Student photo project infuses life into memories of Holocaust survivors

Color to Life aims to bring the stories behind the pictures back to life, through their restoration.

Holocaust survivor Anna Medved has only one photograph from her childhood - an image of herself as a seven-year-old girl in pre-WWII Ukraine, in 1933 (photo credit: Courtesy)
Holocaust survivor Anna Medved has only one photograph from her childhood - an image of herself as a seven-year-old girl in pre-WWII Ukraine, in 1933
(photo credit: Courtesy)
Holocaust survivor Anna Medved has only one photograph from her childhood – an image of herself as a sevenyear- old girl in pre-World War II Ukraine, in 1933.
Upon discovering that this old black-and-white picture is all that remains of Anna’s past, her granddaughter Michal Medved was struck by the fragility of the preservation of historical remnants, which could easily be lost or forgotten.
A recent visit to Belarus and Poland by the Cognitive Science and Psychology student, together with other Ben-Gurion University of the Negev students, instilled in Michal a newfound sense of urgency to cherish and safeguard memories of her family history, inspiring the idea for a project to digitize old family photographs.
Michal and fellow student Dima Boriskovsky decided to embrace modern technology as a means to immortalize memories of the past. The initiative was realized through a collaboration between Ben-Gurion University, Hillel Israel and the Genesis Philanthropy Group, under the title “Color to Life” – with the aim of bringing the stories behind the pictures back to life through their restoration.
Anna’s picture captured a happy moment of her childhood, before WWII broke out.
During the war, Anna lived in a ghetto in Zhitomir. She and her sister escaped death when they left the ghetto and walked dozens of kilometers to bring food for their family, only to hear the following day of a pogrom in the ghetto during which thousands of Jews were killed.
Among them were their parents. Anna’s brother was also killed after being sent to the Red Army.
Michal said her grandmother’s happy memories “almost disappeared and were replaced by the suffering and pain which she experienced,” inspiring her desire to immortalize the picture as a symbol of Anna’s happy childhood years. Quoting French playwright Alfred Capus, she said: “The best memories are those which we have forgotten.”
The picture of Anna was one of 11 selected to be displayed in color at the Haatika coffee shop in Beersheba, which hosts various exhibitions throughout the year.
The old, mostly low-quality black-and-white photos were displayed side-by-side with the new, high-quality color versions and texts of the stories behind the images.

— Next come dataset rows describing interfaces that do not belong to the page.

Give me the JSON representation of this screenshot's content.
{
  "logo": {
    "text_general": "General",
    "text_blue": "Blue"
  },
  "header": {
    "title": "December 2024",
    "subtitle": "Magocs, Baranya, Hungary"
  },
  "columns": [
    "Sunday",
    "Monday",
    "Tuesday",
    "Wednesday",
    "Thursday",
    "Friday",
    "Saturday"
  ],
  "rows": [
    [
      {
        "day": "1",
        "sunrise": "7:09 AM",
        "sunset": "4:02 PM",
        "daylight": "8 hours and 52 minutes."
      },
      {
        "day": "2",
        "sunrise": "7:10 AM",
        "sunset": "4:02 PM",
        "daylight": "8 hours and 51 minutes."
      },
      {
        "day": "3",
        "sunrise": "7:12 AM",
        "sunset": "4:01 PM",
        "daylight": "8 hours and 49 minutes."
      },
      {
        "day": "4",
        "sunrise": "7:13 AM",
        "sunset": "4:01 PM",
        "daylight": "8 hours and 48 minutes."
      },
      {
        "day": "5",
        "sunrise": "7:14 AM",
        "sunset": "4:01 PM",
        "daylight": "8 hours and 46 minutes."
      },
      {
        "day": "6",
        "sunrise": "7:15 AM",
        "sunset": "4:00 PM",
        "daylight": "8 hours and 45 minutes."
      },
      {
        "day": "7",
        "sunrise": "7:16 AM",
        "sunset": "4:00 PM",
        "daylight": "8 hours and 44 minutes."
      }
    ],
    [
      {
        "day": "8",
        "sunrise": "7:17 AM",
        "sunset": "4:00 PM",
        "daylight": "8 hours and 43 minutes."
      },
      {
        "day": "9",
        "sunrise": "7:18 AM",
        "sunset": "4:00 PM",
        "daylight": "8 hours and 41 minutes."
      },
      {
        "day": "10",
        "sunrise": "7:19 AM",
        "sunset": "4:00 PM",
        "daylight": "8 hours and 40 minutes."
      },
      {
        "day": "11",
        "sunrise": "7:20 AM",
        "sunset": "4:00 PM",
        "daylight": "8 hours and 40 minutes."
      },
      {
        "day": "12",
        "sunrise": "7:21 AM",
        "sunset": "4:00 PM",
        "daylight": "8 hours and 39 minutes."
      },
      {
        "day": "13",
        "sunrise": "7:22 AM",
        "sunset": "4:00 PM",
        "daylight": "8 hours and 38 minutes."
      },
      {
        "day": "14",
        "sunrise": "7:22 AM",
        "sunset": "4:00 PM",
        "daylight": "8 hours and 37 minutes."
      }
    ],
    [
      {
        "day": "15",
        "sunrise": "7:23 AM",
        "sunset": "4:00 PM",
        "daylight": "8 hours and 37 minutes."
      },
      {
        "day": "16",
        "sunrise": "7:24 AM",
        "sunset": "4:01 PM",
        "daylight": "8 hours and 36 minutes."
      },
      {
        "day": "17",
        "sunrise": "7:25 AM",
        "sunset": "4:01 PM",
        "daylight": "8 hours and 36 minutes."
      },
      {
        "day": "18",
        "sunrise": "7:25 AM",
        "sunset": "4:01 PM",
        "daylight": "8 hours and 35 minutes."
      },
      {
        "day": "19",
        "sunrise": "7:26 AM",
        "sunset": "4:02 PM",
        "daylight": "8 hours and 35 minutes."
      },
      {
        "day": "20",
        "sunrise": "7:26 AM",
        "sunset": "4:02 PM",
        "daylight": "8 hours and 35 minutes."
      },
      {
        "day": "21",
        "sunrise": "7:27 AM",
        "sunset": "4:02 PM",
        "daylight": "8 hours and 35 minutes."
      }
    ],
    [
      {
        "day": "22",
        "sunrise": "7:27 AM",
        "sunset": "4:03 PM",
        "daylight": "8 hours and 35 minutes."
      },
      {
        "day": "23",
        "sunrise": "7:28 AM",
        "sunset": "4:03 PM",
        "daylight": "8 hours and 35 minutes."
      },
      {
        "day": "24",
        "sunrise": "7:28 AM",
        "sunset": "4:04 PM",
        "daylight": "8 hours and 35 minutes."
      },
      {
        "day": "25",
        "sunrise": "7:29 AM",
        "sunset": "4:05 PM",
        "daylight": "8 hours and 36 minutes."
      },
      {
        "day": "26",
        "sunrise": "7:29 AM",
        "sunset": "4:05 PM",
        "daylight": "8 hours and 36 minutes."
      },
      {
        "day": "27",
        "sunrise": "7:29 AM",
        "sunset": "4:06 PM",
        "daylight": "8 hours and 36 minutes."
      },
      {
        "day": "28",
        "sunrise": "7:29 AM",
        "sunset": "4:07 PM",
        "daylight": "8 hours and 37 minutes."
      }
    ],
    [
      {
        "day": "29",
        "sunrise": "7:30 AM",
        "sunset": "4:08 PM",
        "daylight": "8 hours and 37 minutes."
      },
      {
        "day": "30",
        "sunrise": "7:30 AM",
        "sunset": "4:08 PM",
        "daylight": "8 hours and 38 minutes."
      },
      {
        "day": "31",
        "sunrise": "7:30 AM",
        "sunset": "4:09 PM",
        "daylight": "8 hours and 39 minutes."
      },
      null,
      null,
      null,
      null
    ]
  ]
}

In addition, 50 pictures, slides and films were selected for digitization.
A picture submitted by mechanical engineering student Assaf Alon was also selected for the exhibition. He only discovered the photo of his grandfather Arie Eichenbaum when the latter died two months ago.
Born in Warsaw, Eichenbaum fled eastward to Russia in September 1939 together with his sister and mother, finding refuge in a corn farm in Siberia, where they remained until the end of the war. His father was recruited to the Red Army and survived, and they all returned to Poland after the war, only to discover that the rest of their family had been killed at the Treblinka extermination camp and in the Warsaw Ghetto Uprising.
After living in a refugee camp in Germany, Eichenbaum moved to the US with his family and eventually fulfilled his dream of moving to Israel in 1964, when he accepted a job with Israel Aerospace Industries Ltd and helped found ELTA Systems Ltd. Alon’s picture shows his father sitting on his grandfather’s shoulders next to a Fouga Magister aircraft, during a family day at the workplace in 1970.
His father would go on to fly that model of aircraft many times as a pilot in the Israel Air Force. In 2010, Alon’s father also began working at ELTA. “I will be the third generation of engineers in my family,” said Alon.
Pola Ovrutski, director of Hillel at Ben-Gurion University, said that the project serves Hillel Israel’s mission to strengthen the Jewish identity of Israeli students and to deepen their sense of belonging to the Jewish people.
“The digitized images will be preserved for future generations and will provide a platform for the stories of Jewish families, mainly from eastern Europe and the former Soviet Union, during the Holocaust and WWII and in the years between the war and the establishment of the state [of Israel],” Ovrutski said.
As part of the project, postcards will be designed from each picture – one side featuring the old image and the other side the restored one – with the story printed along the lines reserved for text. The postcards will be sold at a price of NIS 2 each at the Hillel offices of Ben-Gurion University and on the organization’s website.